American workers spend a large percentage of our waking lives within the workplace. Because we give so much of our time to our jobs, we expect to be treated fairly and compensated in the manner laid out by our employment agreements as well as California law. When workers do not receive the compensation that they have earned, many try to handle their workplace dispute through the channels within their company. When those efforts fail, the employee is left with little choice but to turn to litigation to rectify the matter.
In the 21st century, it would be nice to believe that our society has evolved to a point where employees are paid fairly for the work they perform. To most people, this means an hourly wage that meets or exceeds the state and federal minimum.

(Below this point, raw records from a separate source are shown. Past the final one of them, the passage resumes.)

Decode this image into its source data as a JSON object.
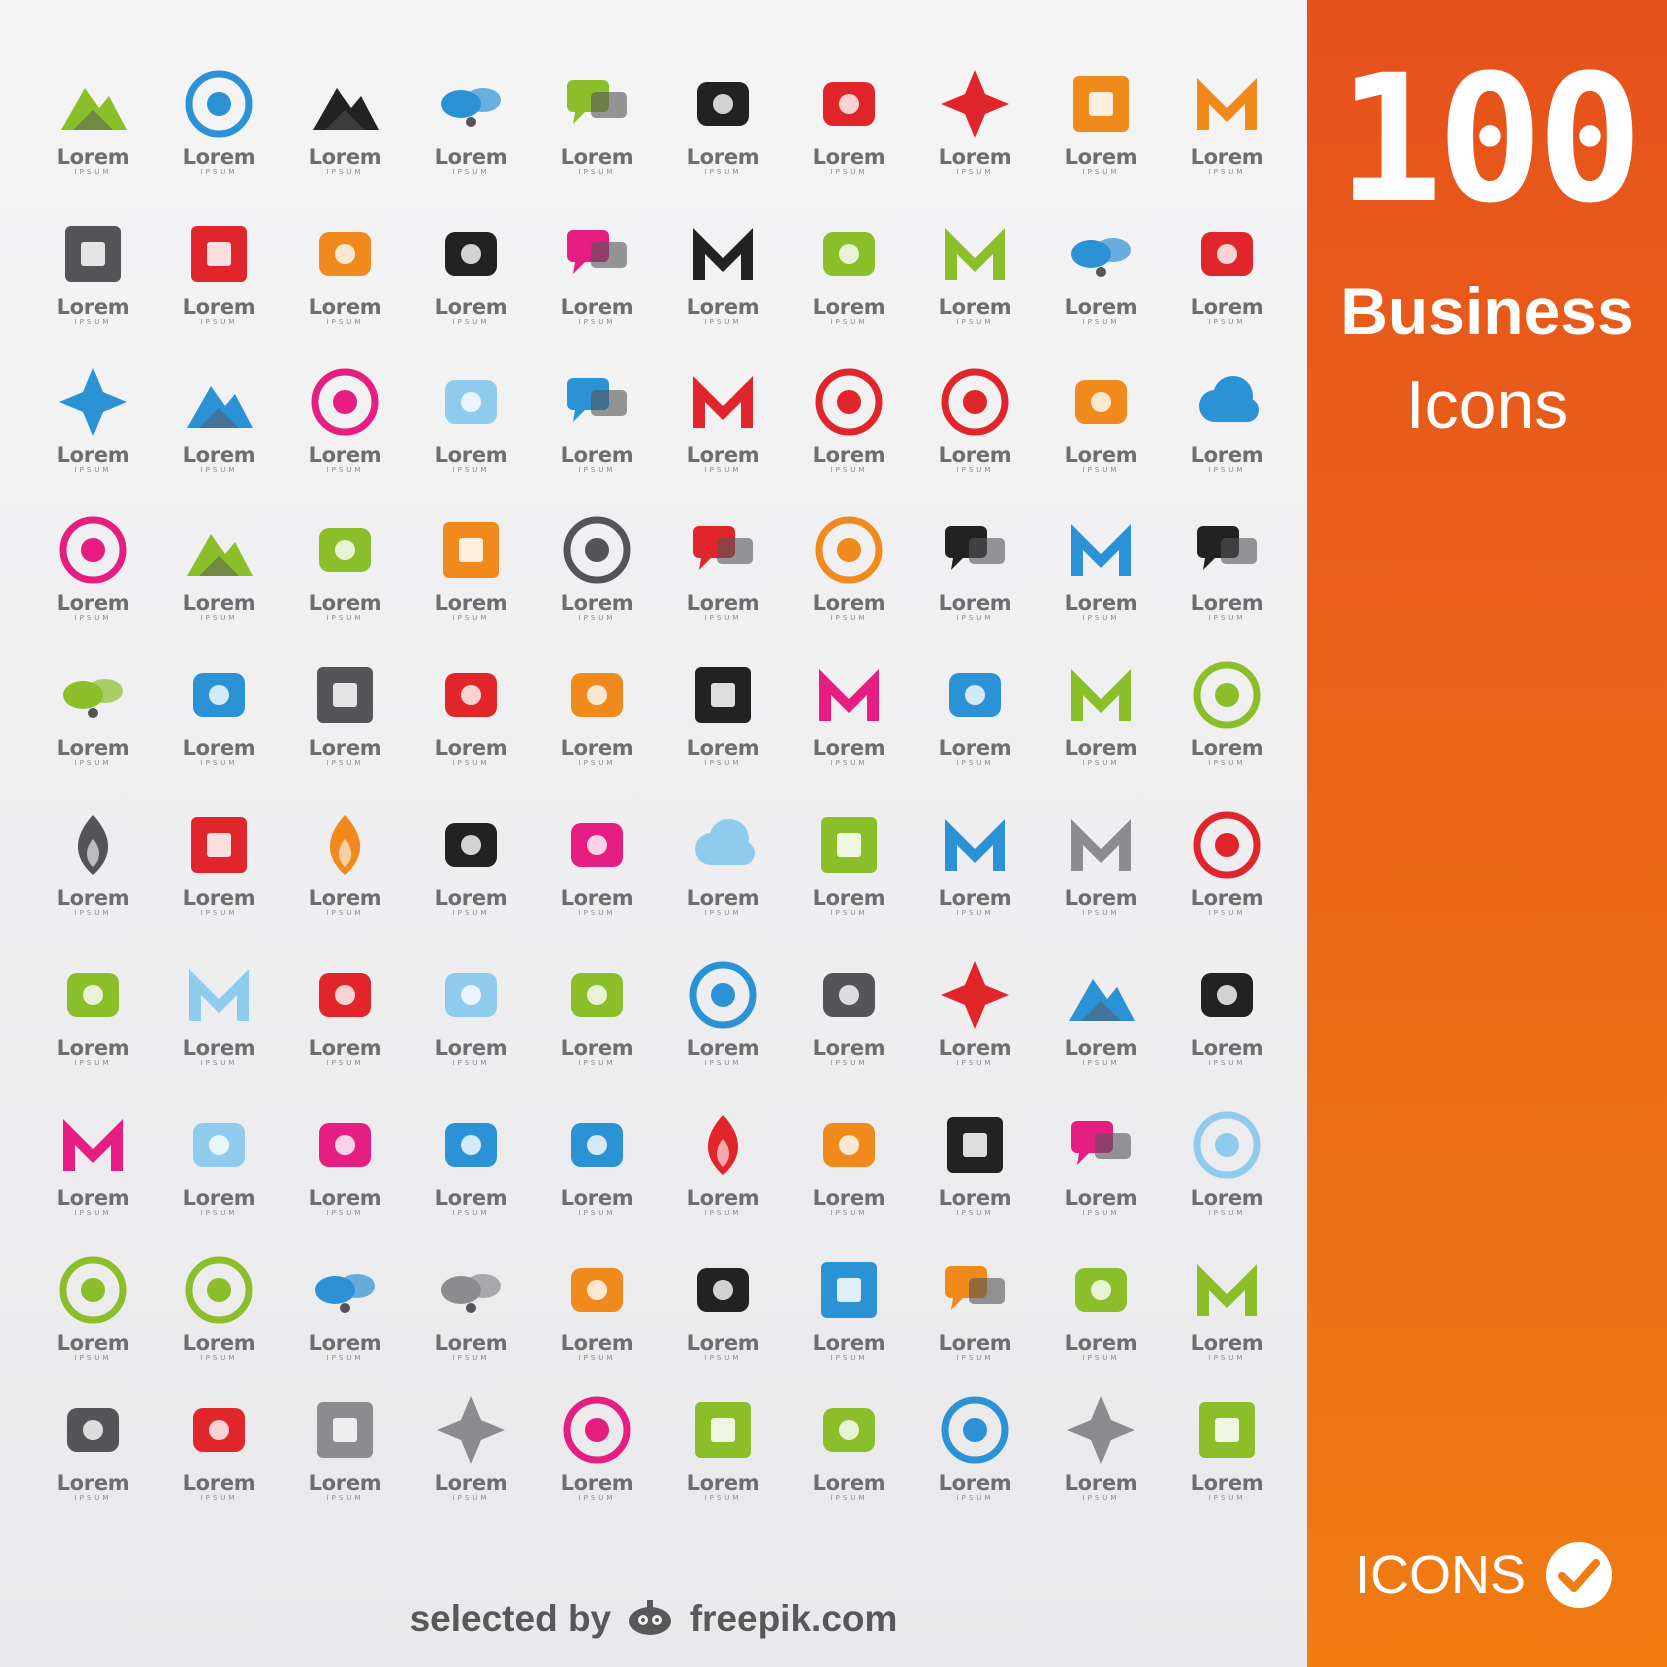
{
  "sidebar": {
    "number": "100",
    "title_line1": "Business",
    "title_line2": "Icons",
    "icons_label": "ICONS",
    "bg_top": "#e6511c",
    "bg_bottom": "#f07c12"
  },
  "footer": {
    "prefix": "selected by",
    "brand": "freepik.com"
  },
  "logo_word": "Lorem",
  "logo_sub": "IPSUM",
  "icons": [
    [
      "mountain-leaf-icon",
      "circle-mountain-icon",
      "dark-mountain-icon",
      "blue-fish-icon",
      "green-e-bubble-icon",
      "fork-bowtie-icon",
      "red-flag-icon",
      "red-ball-star-icon",
      "orange-boxes-icon",
      "orange-m-icon"
    ],
    [
      "color-blocks-icon",
      "square-frame-icon",
      "color-rays-icon",
      "coffee-cup-icon",
      "speech-bubbles-icon",
      "black-z-icon",
      "squiggle-line-icon",
      "green-m-icon",
      "blue-butterfly-icon",
      "moose-head-icon"
    ],
    [
      "blue-diamond-window-icon",
      "blue-mountain-grid-icon",
      "ship-circle-icon",
      "dotted-fan-icon",
      "blue-chat-bubbles-icon",
      "red-v-icon",
      "red-me-circle-icon",
      "moon-circle-icon",
      "flask-icon",
      "blue-cloud-icon"
    ],
    [
      "m-circle-icon",
      "green-mountains-sun-icon",
      "spy-magnifier-icon",
      "orange-printer-icon",
      "number-four-circle-icon",
      "play-bubble-icon",
      "my-circle-icon",
      "bubbles-tube-icon",
      "blue-arrows-icon",
      "dark-speech-icon"
    ],
    [
      "wings-icon",
      "weathervane-rooster-icon",
      "play-square-icon",
      "leo-sign-icon",
      "envelope-icon",
      "linked-squares-icon",
      "refresh-arrows-icon",
      "blue-wave-icon",
      "money-arrow-icon",
      "green-arrow-circle-icon"
    ],
    [
      "flame-icon",
      "flame-square-icon",
      "lotus-icon",
      "airplane-icon",
      "line-graph-icon",
      "cloud-sync-icon",
      "picture-frame-icon",
      "n-letter-icon",
      "gray-arrow-icon",
      "sigma-circle-icon"
    ],
    [
      "green-scribble-icon",
      "light-blue-v-icon",
      "red-mobile-icon",
      "castle-tower-icon",
      "dancers-icon",
      "blue-ring-icon",
      "smoke-tube-icon",
      "color-star-icon",
      "blue-mountain-square-icon",
      "compass-a-icon"
    ],
    [
      "um-letters-icon",
      "house-outline-icon",
      "pink-heart-icon",
      "family-icon",
      "blue-bottle-icon",
      "flower-pipe-icon",
      "fruit-bowl-icon",
      "corner-squares-icon",
      "bubbles-face-icon",
      "mountain-circle-icon"
    ],
    [
      "triangle-circle-icon",
      "green-swirl-icon",
      "blue-bird-icon",
      "gray-bird-icon",
      "open-book-icon",
      "angle-brackets-icon",
      "blue-puzzle-icon",
      "orange-chat-icon",
      "green-smile-icon",
      "green-c-icon"
    ],
    [
      "chef-hat-icon",
      "g-ladybug-icon",
      "gray-diamond-frame-icon",
      "light-diamond-icon",
      "gold-ring-icon",
      "green-g-square-icon",
      "green-sunrise-icon",
      "blue-swirl-icon",
      "gray-cross-icon",
      "green-black-square-icon"
    ]
  ],
  "colors": {
    "gray_dark": "#555559",
    "gray": "#8c8c90",
    "green": "#8bbf2a",
    "blue": "#2c92d6",
    "red": "#e0262b",
    "orange": "#f08a1d",
    "black": "#222222",
    "pink": "#e61e82",
    "light_blue": "#8fcbed"
  }
}
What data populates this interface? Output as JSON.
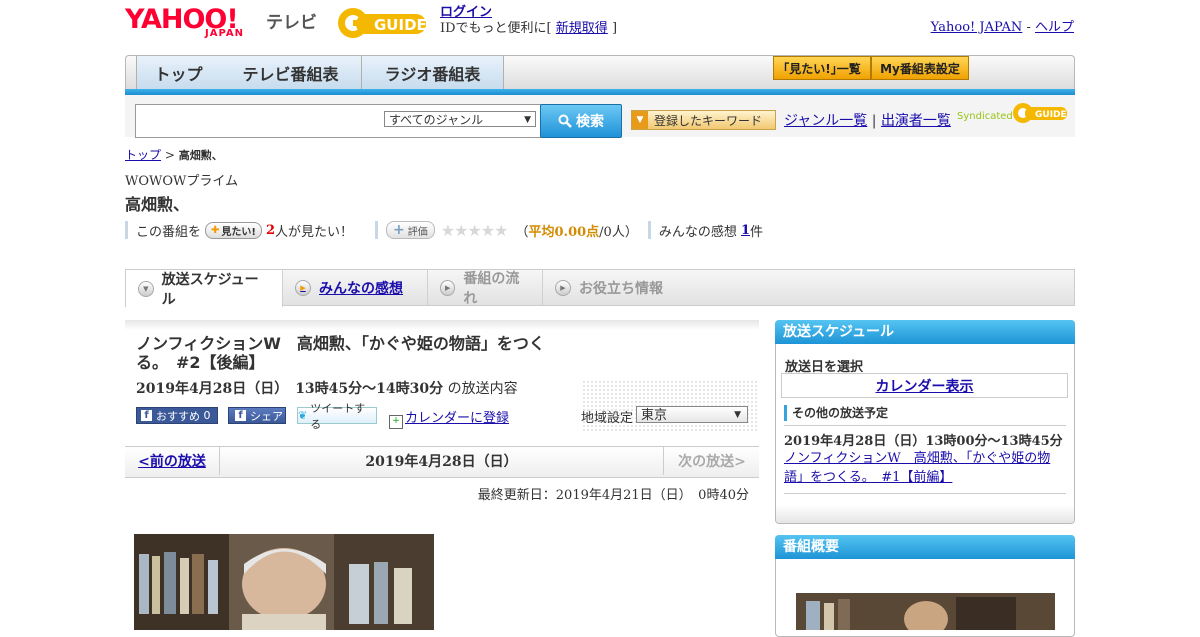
{
  "header": {
    "yahoo_logo": "YAHOO!",
    "japan_logo": "JAPAN",
    "tv_label": "テレビ",
    "gguide_logo": "GUIDE",
    "login_link": "ログイン",
    "login_text_prefix": "IDでもっと便利に[",
    "signup_link": "新規取得",
    "login_text_suffix": "]",
    "yahoo_japan_link": "Yahoo! JAPAN",
    "separator": "-",
    "help_link": "ヘルプ"
  },
  "nav": {
    "tabs": [
      {
        "label": "トップ"
      },
      {
        "label": "テレビ番組表"
      },
      {
        "label": "ラジオ番組表"
      }
    ],
    "mitai_list": "｢見たい!｣一覧",
    "my_schedule": "My番組表設定"
  },
  "search": {
    "input_value": "",
    "genre_selected": "すべてのジャンル",
    "search_button": "検索",
    "keyword_button": "登録したキーワード",
    "genre_list_link": "ジャンル一覧",
    "link_separator": "|",
    "performers_link": "出演者一覧",
    "syndicated": "Syndicated",
    "gguide_small": "GUIDE"
  },
  "breadcrumb": {
    "top": "トップ",
    "sep": ">",
    "current": "高畑勲、"
  },
  "program": {
    "channel": "WOWOWプライム",
    "title": "高畑勲、",
    "stats": {
      "prefix": "この番組を",
      "mitai_button": "見たい!",
      "mitai_count": "2",
      "mitai_suffix": "人が見たい！",
      "hyoka_button": "評価",
      "stars": "★★★★★",
      "rating_open": "（",
      "rating_avg": "平均0.00点",
      "rating_rest": "/0人）",
      "kanso_label": "みんなの感想",
      "kanso_count": "1",
      "kanso_suffix": "件"
    }
  },
  "tabs": [
    {
      "label": "放送スケジュール",
      "state": "active"
    },
    {
      "label": "みんなの感想",
      "state": "link"
    },
    {
      "label": "番組の流れ",
      "state": "disabled"
    },
    {
      "label": "お役立ち情報",
      "state": "disabled"
    }
  ],
  "episode": {
    "title": "ノンフィクションW　高畑勲、「かぐや姫の物語」をつくる。　#2【後編】",
    "date_time": "2019年4月28日（日）　13時45分～14時30分",
    "date_suffix": "の放送内容",
    "fb_recommend": "おすすめ",
    "fb_count": "0",
    "fb_share": "シェア",
    "tweet": "ツイートする",
    "calendar_register": "カレンダーに登録",
    "region_label": "地域設定",
    "region_selected": "東京"
  },
  "pager": {
    "prev": "<前の放送",
    "date": "2019年4月28日（日）",
    "next": "次の放送>"
  },
  "updated": "最終更新日：2019年4月21日（日）　0時40分",
  "sidebar": {
    "schedule_title": "放送スケジュール",
    "select_date": "放送日を選択",
    "calendar_button": "カレンダー表示",
    "other_schedule": "その他の放送予定",
    "other_date": "2019年4月28日（日）13時00分～13時45分",
    "other_link": "ノンフィクションW　高畑勲、「かぐや姫の物語」をつくる。　#1【前編】",
    "overview_title": "番組概要"
  },
  "colors": {
    "accent_blue": "#1d94d6",
    "yahoo_red": "#ff0033",
    "gguide_yellow": "#f5b800",
    "link": "#1a0dab"
  }
}
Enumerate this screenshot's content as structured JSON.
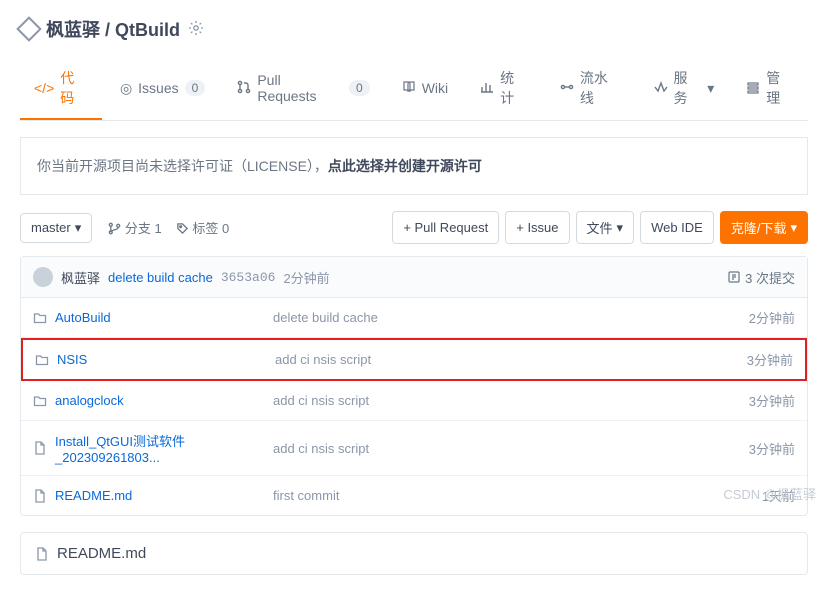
{
  "header": {
    "owner": "枫蓝驿",
    "separator": " / ",
    "repo": "QtBuild"
  },
  "tabs": [
    {
      "label": "代码",
      "active": true
    },
    {
      "label": "Issues",
      "badge": "0"
    },
    {
      "label": "Pull Requests",
      "badge": "0"
    },
    {
      "label": "Wiki"
    },
    {
      "label": "统计"
    },
    {
      "label": "流水线"
    },
    {
      "label": "服务"
    },
    {
      "label": "管理"
    }
  ],
  "notice": {
    "prefix": "你当前开源项目尚未选择许可证（LICENSE），",
    "bold": "点此选择并创建开源许可"
  },
  "toolbar": {
    "branch_label": "master",
    "branches": "分支 1",
    "tags": "标签 0",
    "pull_request": "+ Pull Request",
    "issue": "+ Issue",
    "file": "文件",
    "web_ide": "Web IDE",
    "clone": "克隆/下载"
  },
  "commit": {
    "author": "枫蓝驿",
    "message": "delete build cache",
    "sha": "3653a06",
    "time": "2分钟前",
    "count_label": "3 次提交"
  },
  "files": [
    {
      "type": "folder",
      "name": "AutoBuild",
      "msg": "delete build cache",
      "time": "2分钟前",
      "highlighted": false
    },
    {
      "type": "folder",
      "name": "NSIS",
      "msg": "add ci nsis script",
      "time": "3分钟前",
      "highlighted": true
    },
    {
      "type": "folder",
      "name": "analogclock",
      "msg": "add ci nsis script",
      "time": "3分钟前",
      "highlighted": false
    },
    {
      "type": "file",
      "name": "Install_QtGUI测试软件_202309261803...",
      "msg": "add ci nsis script",
      "time": "3分钟前",
      "highlighted": false
    },
    {
      "type": "file",
      "name": "README.md",
      "msg": "first commit",
      "time": "1天前",
      "highlighted": false
    }
  ],
  "readme": {
    "title": "README.md"
  },
  "watermark": "CSDN @枫蓝驿"
}
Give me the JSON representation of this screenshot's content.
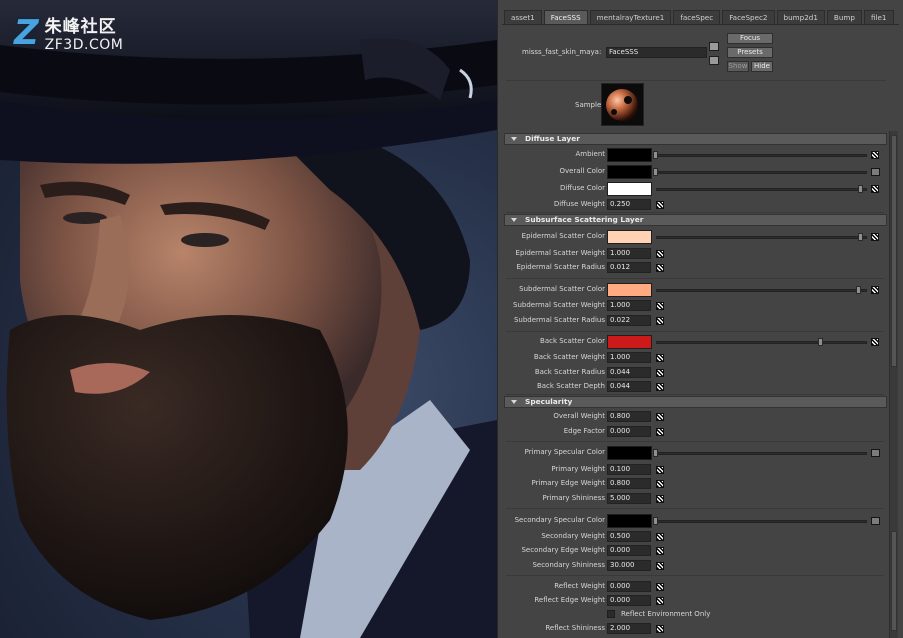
{
  "logo": {
    "cn": "朱峰社区",
    "en": "ZF3D.COM"
  },
  "tabs": [
    "asset1",
    "FaceSSS",
    "mentalrayTexture1",
    "faceSpec",
    "FaceSpec2",
    "bump2d1",
    "Bump",
    "file1"
  ],
  "active_tab": "FaceSSS",
  "node": {
    "label": "misss_fast_skin_maya:",
    "value": "FaceSSS"
  },
  "buttons": {
    "focus": "Focus",
    "presets": "Presets",
    "show": "Show",
    "hide": "Hide"
  },
  "sample_label": "Sample",
  "sections": {
    "diffuse": "Diffuse Layer",
    "sss": "Subsurface Scattering Layer",
    "spec": "Specularity"
  },
  "diffuse": {
    "ambient": {
      "label": "Ambient",
      "color": "#000000"
    },
    "overall_color": {
      "label": "Overall Color",
      "color": "#000000"
    },
    "diffuse_color": {
      "label": "Diffuse Color",
      "color": "#ffffff"
    },
    "diffuse_weight": {
      "label": "Diffuse Weight",
      "value": "0.250"
    }
  },
  "epidermal": {
    "color": {
      "label": "Epidermal Scatter Color",
      "color": "#ffd1b5"
    },
    "weight": {
      "label": "Epidermal Scatter Weight",
      "value": "1.000"
    },
    "radius": {
      "label": "Epidermal Scatter Radius",
      "value": "0.012"
    }
  },
  "subdermal": {
    "color": {
      "label": "Subdermal Scatter Color",
      "color": "#ffaa80"
    },
    "weight": {
      "label": "Subdermal Scatter Weight",
      "value": "1.000"
    },
    "radius": {
      "label": "Subdermal Scatter Radius",
      "value": "0.022"
    }
  },
  "back": {
    "color": {
      "label": "Back Scatter Color",
      "color": "#cc1a1a"
    },
    "weight": {
      "label": "Back Scatter Weight",
      "value": "1.000"
    },
    "radius": {
      "label": "Back Scatter Radius",
      "value": "0.044"
    },
    "depth": {
      "label": "Back Scatter Depth",
      "value": "0.044"
    }
  },
  "spec": {
    "overall_weight": {
      "label": "Overall Weight",
      "value": "0.800"
    },
    "edge_factor": {
      "label": "Edge Factor",
      "value": "0.000"
    },
    "primary_color": {
      "label": "Primary Specular Color",
      "color": "#000000"
    },
    "primary_weight": {
      "label": "Primary Weight",
      "value": "0.100"
    },
    "primary_edge_weight": {
      "label": "Primary Edge Weight",
      "value": "0.800"
    },
    "primary_shininess": {
      "label": "Primary Shininess",
      "value": "5.000"
    },
    "secondary_color": {
      "label": "Secondary Specular Color",
      "color": "#000000"
    },
    "secondary_weight": {
      "label": "Secondary Weight",
      "value": "0.500"
    },
    "secondary_edge_weight": {
      "label": "Secondary Edge Weight",
      "value": "0.000"
    },
    "secondary_shininess": {
      "label": "Secondary Shininess",
      "value": "30.000"
    },
    "reflect_weight": {
      "label": "Reflect Weight",
      "value": "0.000"
    },
    "reflect_edge_weight": {
      "label": "Reflect Edge Weight",
      "value": "0.000"
    },
    "reflect_env_only": {
      "label": "Reflect Environment Only",
      "checked": false
    },
    "reflect_shininess": {
      "label": "Reflect Shininess",
      "value": "2.000"
    }
  }
}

In the wake of the recession, many employers are beginning to hire employees again after having to lay workers off or limit the growth of their workforce. But some may be gun-shy about bringing on full-time employees when the business' economic security seems tenuous.
Federal labor laws exist to ensure that employees are treated - and paid - fairly for the important work that they do. Employers are required by law to pay certain wages, provide certain benefits and keep proper records of the time employees work, compensating them appropriately.
Last week we discussed the recent settlement of 14 lawsuits against Rite Aid. The drugstore chain and Fortune 500 company was named as a defendant in 15 wage and hour suits alleging that they improperly classified managers as exempt employees.
Rite Aid has recently faced wage and hour litigation after classifying more than 6,000 employees as "exempt" workers, meaning that they exempt from overtime pay for any hours they work over 40. 15 lawsuits were filed claiming that these workers should have been classified as "nonexempt" and eligible for overtime pay.
A California judge has denied class-action status in a lawsuit against Wet Seal, a clothing chain known for its affordable, fast-fashion take on current trends in young womenswear. The company still faces wage and hour accusations from employees who allege they faced unfair out-of-pocket expenses while working at the company, but it will be spared from a potentially huge class action suit.
In September, California Governor Jerry Brown signed a new law aimed at curbing pension spikes. Now public employee retirement systems are taking measures to comply with that law but many public employees are not happy.